Wiggins, for those who are new to the Peace Corps, was part of the Mad Men of the Mayflower, that handful of men (and, yes, they were all men) who in January 1961 met in a two-room suite of the famous Mayflower Hotel on Connecticut Avenue in downtown D.C. to write a report for President Kennedy on what a ‘peace corps’ might look like.

Warren Wiggins at the time was deputy director of Far Eastern operation at the International Cooperation Administration (ICA) working with a young lawyer at the same agency, Bill Josephson. Together they wrote “A Tower Task,” the ‘think piece’ that was used by Shriver and his ‘gang’ to craft the position paper to give to President Kennedy on what a ‘peace corps’ might be.

Wiggins would leave the agency in the mid-60s to create his own non-profit organization Tri-Century, and remained a keen observer of the agency that he helped to create.

I interview him (published previously on this site and in the January 1997 newsletter, RPCV Writers & Readers) about the ‘early days’  as well as the future of the Peace Corps. Barbara would meet with him a half-dozen years later to discuss again ‘what next’ for the agency.

Here are (edited) Warren’s thoughts for a ‘new’ Peace Corps forty-one years after Shriver, Wofford, Wiggins, Josephson, and a half full of others gathered at the Mayflower and created the agency in 30 days.

Warren’s notes to Barbara were written in long-hand, in a tight, miniature script, twelve pages of comments broken down in outline form that he titled, “A Different new approach to thinking about the Peace Corps.”

After summing up our various foreign aid efforts since the Marshall Plan of WWII, Wiggins wrote: “The Peace Corps stands alone in the US and recipient countries with a positive image. U.S. Treasury Sec. Paul O’Neill speaks for world opinion (especially in the U.S.) when he recently said, ‘foreign aid rarely works.’ Fareed Zakavia in this week’s Newsweek says ‘A new system of effective foreign aid could have massive economic and political benefits for the whole world.’”

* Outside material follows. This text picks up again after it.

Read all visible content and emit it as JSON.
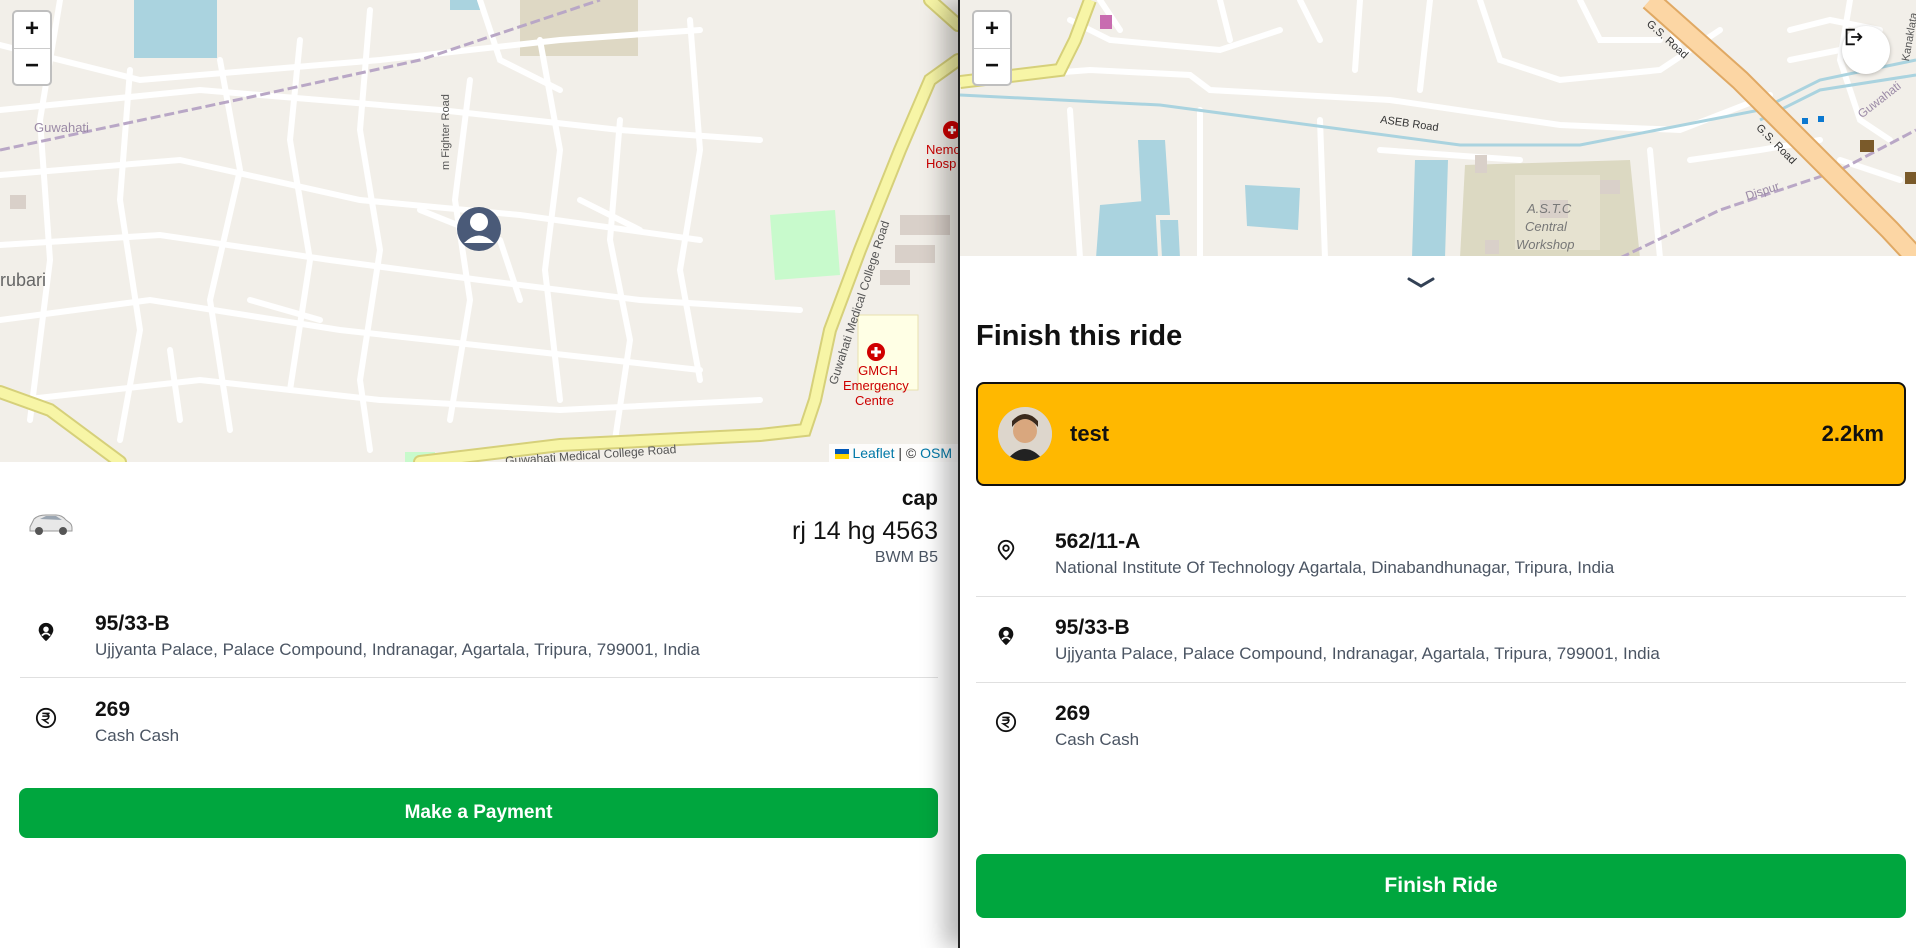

Next Wiggins wrote, “The Peace Corps has never been a development agency. It is not the pattern for a new system of effective foreign aid. But given its 40 years history of positive ratings by nearly all observers, it is most important to think through what it does-what it becomes in the next 40 years.

“The world has changed a lot in 40 years but the Peace Corps is about the same. The basic change in the world is that the developing countries don’t need the volunteer to do the traditional jobs that they can’t do. Since the volunteer is a ‘free-good’ there are still requests, but the demand is entirely different.

“President Bush talks of doubling the Peace Corps. But in Afghanistan, Palestine, South Africa, and all the other potential countries, have any called for ‘more’ Peace Corps Volunteers-or to initiate a new Peace Corps Program?

“Where are the young people wanted…or are needed for as yet to be discovered jobs?”

Having expressed what he thought was the situation for the Peace Corps and the PCVs in 2002, Wiggins in Part II of his memo, presented some answers which he would entitled: Frame Works: A New Approach.

End of Part One